*Data records*:
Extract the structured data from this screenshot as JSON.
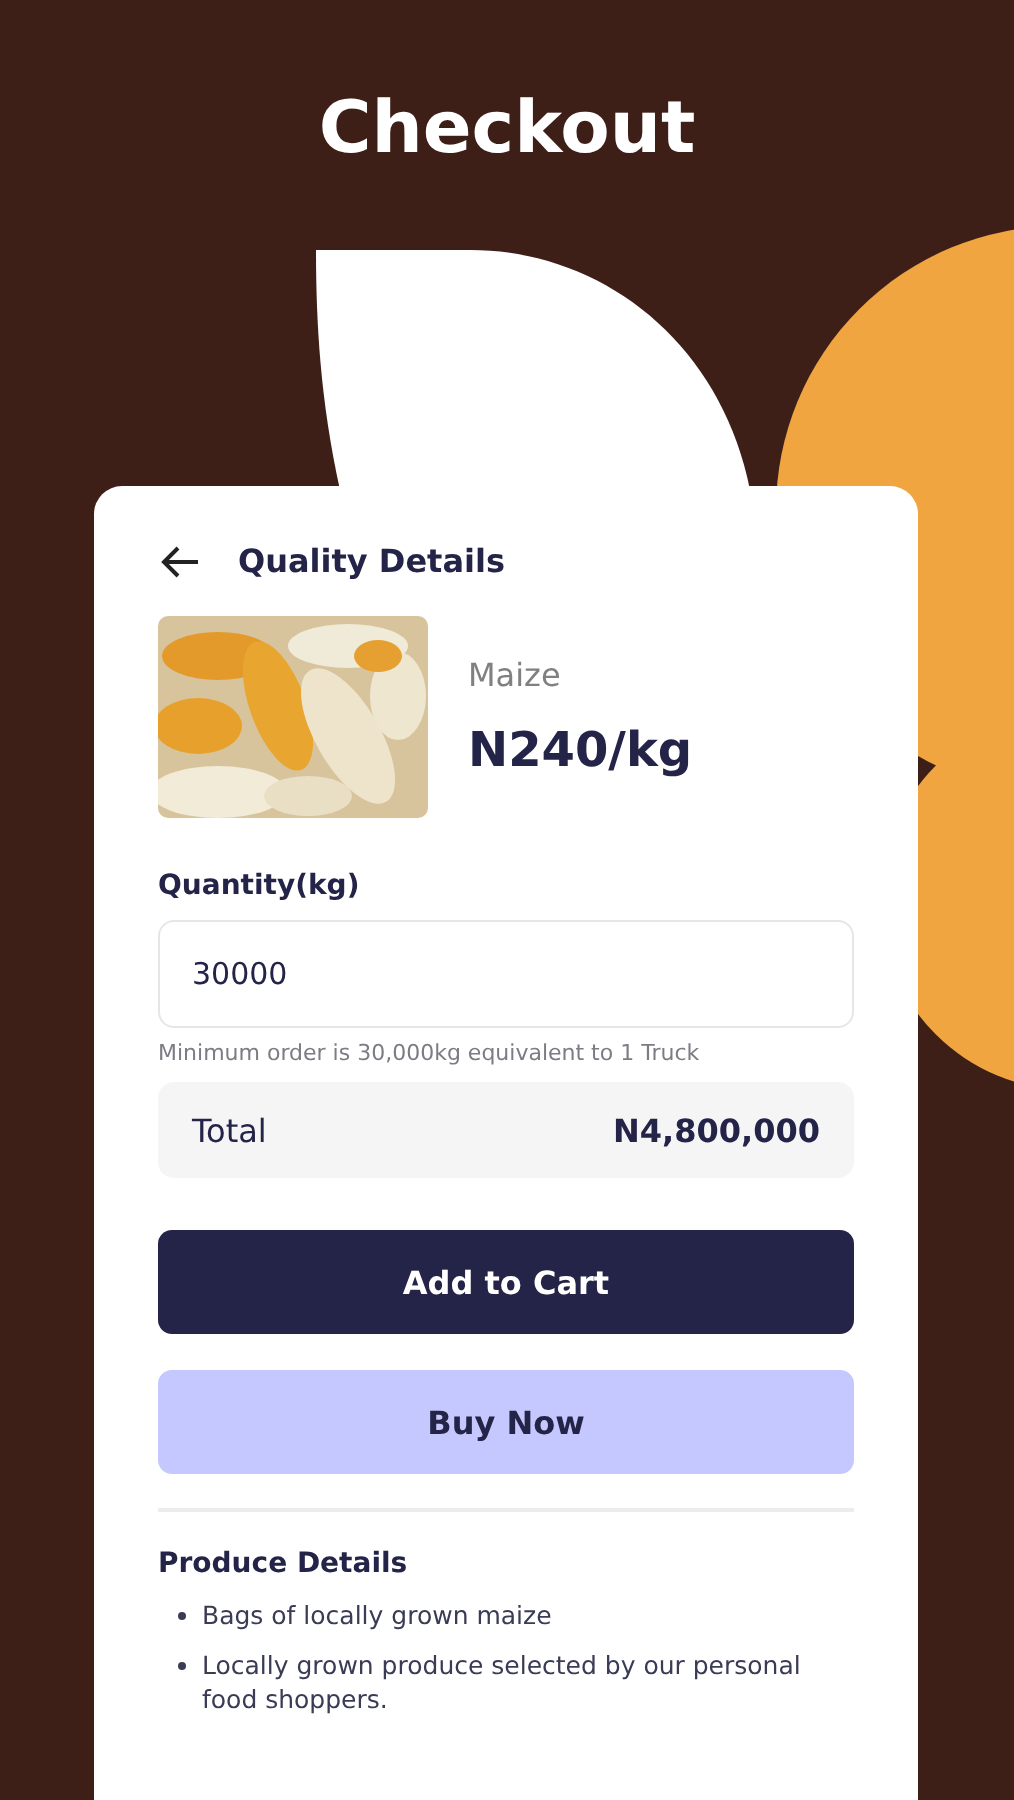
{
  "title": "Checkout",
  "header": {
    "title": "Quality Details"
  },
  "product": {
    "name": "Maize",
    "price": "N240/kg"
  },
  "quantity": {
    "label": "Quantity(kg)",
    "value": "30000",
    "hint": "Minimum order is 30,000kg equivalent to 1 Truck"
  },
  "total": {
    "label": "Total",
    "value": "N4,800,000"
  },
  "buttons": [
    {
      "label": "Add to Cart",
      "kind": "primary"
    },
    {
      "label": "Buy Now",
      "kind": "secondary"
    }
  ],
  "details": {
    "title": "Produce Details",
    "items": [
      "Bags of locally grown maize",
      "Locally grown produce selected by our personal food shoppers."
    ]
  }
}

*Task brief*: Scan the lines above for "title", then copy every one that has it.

*Answer to the problem*:
  "title": "Checkout",
    "title": "Quality Details"
    "title": "Produce Details",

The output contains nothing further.